What is the appropriate treatment for the management of rectal Chlamydia trachomatis in men and women?
- Correspondence to Dr Emma Hathorn, Department of Genitourinary Medicine, Whittall Street Clinic, Whittall Street, Birmingham, B4 6DH, UK;
Contributors EH and PG were involved in all aspects of the audit and paper. CO assisted in data collection. All authors approved the final version.
- Accepted 18 March 2012
- Published Online First 19 April 2012
Background There is no UK guidance specifically for the management of rectal Chlamydia trachomatis yet there is documented treatment failure with single-dose azithromycin suggesting that test of cure (TOC) and alternative treatment may be needed.
Objectives To evaluate the efficacy of single-dose azithromycin compared with 1 week of doxycycline in the treatment of rectal C trachomatis.
Methods Data were collected prospectively on all patients diagnosed with rectal C trachomatis who received azithromycin 1 g stat between 1 January and 30 June 2010 and between 1 October 2010 and 31 March 2011 following a local change in treatment protocol to 1 week of doxycycline 100 mg twice a day. Information was collected on gender, concurrent sexually transmitted infections, treatment received, re-infection risk, re-treatment and TOC at 6 weeks.
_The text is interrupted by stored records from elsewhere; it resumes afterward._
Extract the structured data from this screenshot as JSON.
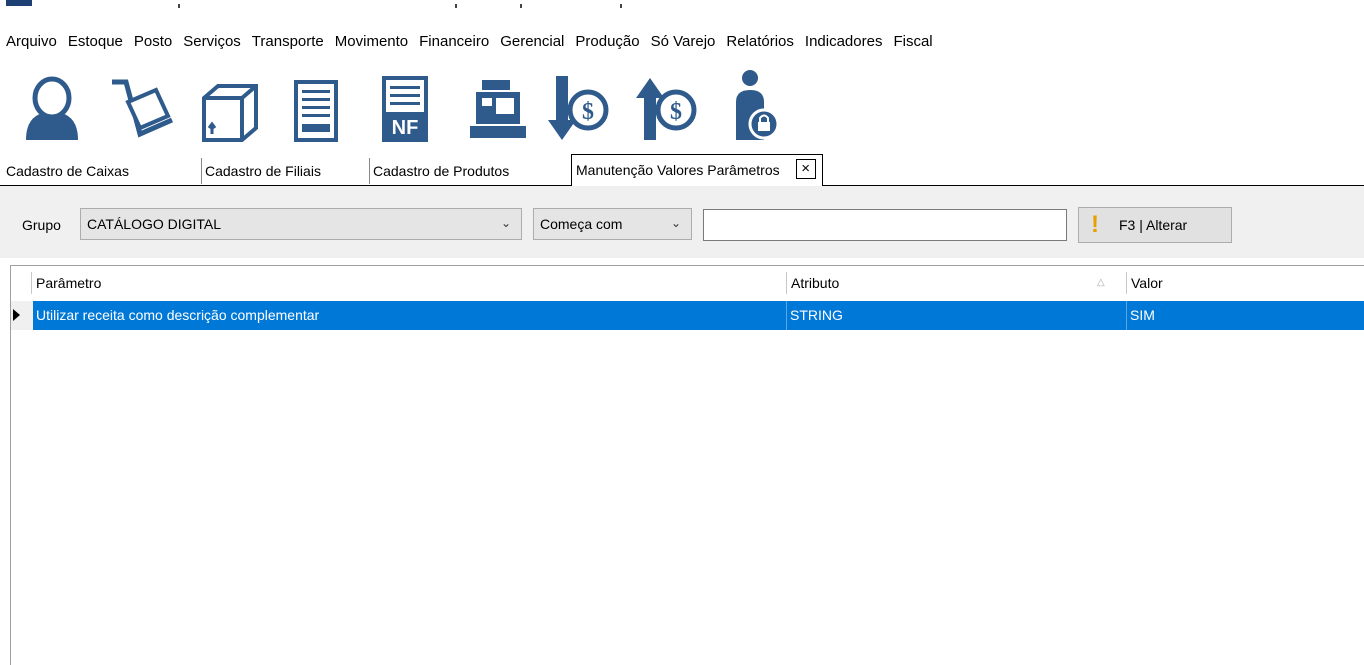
{
  "menu": [
    "Arquivo",
    "Estoque",
    "Posto",
    "Serviços",
    "Transporte",
    "Movimento",
    "Financeiro",
    "Gerencial",
    "Produção",
    "Só Varejo",
    "Relatórios",
    "Indicadores",
    "Fiscal"
  ],
  "toolbar_icons": [
    "user-icon",
    "cart-icon",
    "box-icon",
    "document-icon",
    "nf-document-icon",
    "cash-register-icon",
    "money-down-icon",
    "money-up-icon",
    "user-lock-icon"
  ],
  "tabs": {
    "caixas": "Cadastro de Caixas",
    "filiais": "Cadastro de Filiais",
    "produtos": "Cadastro de Produtos",
    "manutencao": "Manutenção Valores Parâmetros",
    "close": "×"
  },
  "filter": {
    "grupo_label": "Grupo",
    "grupo_value": "CATÁLOGO DIGITAL",
    "match_value": "Começa com",
    "search_value": "",
    "alter_button": "F3 | Alterar"
  },
  "grid": {
    "columns": [
      "Parâmetro",
      "Atributo",
      "Valor"
    ],
    "rows": [
      {
        "parametro": "Utilizar receita como descrição complementar",
        "atributo": "STRING",
        "valor": "SIM"
      }
    ]
  },
  "colors": {
    "selection": "#0078d7",
    "icon_blue": "#2e5a8c",
    "accent_warning": "#e8a000"
  }
}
Results 11 patients (26.2%) had a positive TOC following treatment with stat azithromycin. The risk of re-infection was excluded in two, identifying nine of the 11 (81.8%) as treatment failures. Two patients had a positive TOC following treatment with 1 week of doxycycline, both were found to have a risk of re-infection. There was a significantly higher treatment failure rate in patients receiving azithromycin (p=0.0025).
Conclusions A higher treatment failure rate was found following azithromycin for rectal C trachomatis than previously published. If azithromycin is used for treatment of rectal C trachomatis, TOC may be required or alternative treatment with doxycycline may be preferable, but further data are required.
Competing interests None.
Provenance and peer review Not commissioned; externally peer reviewed.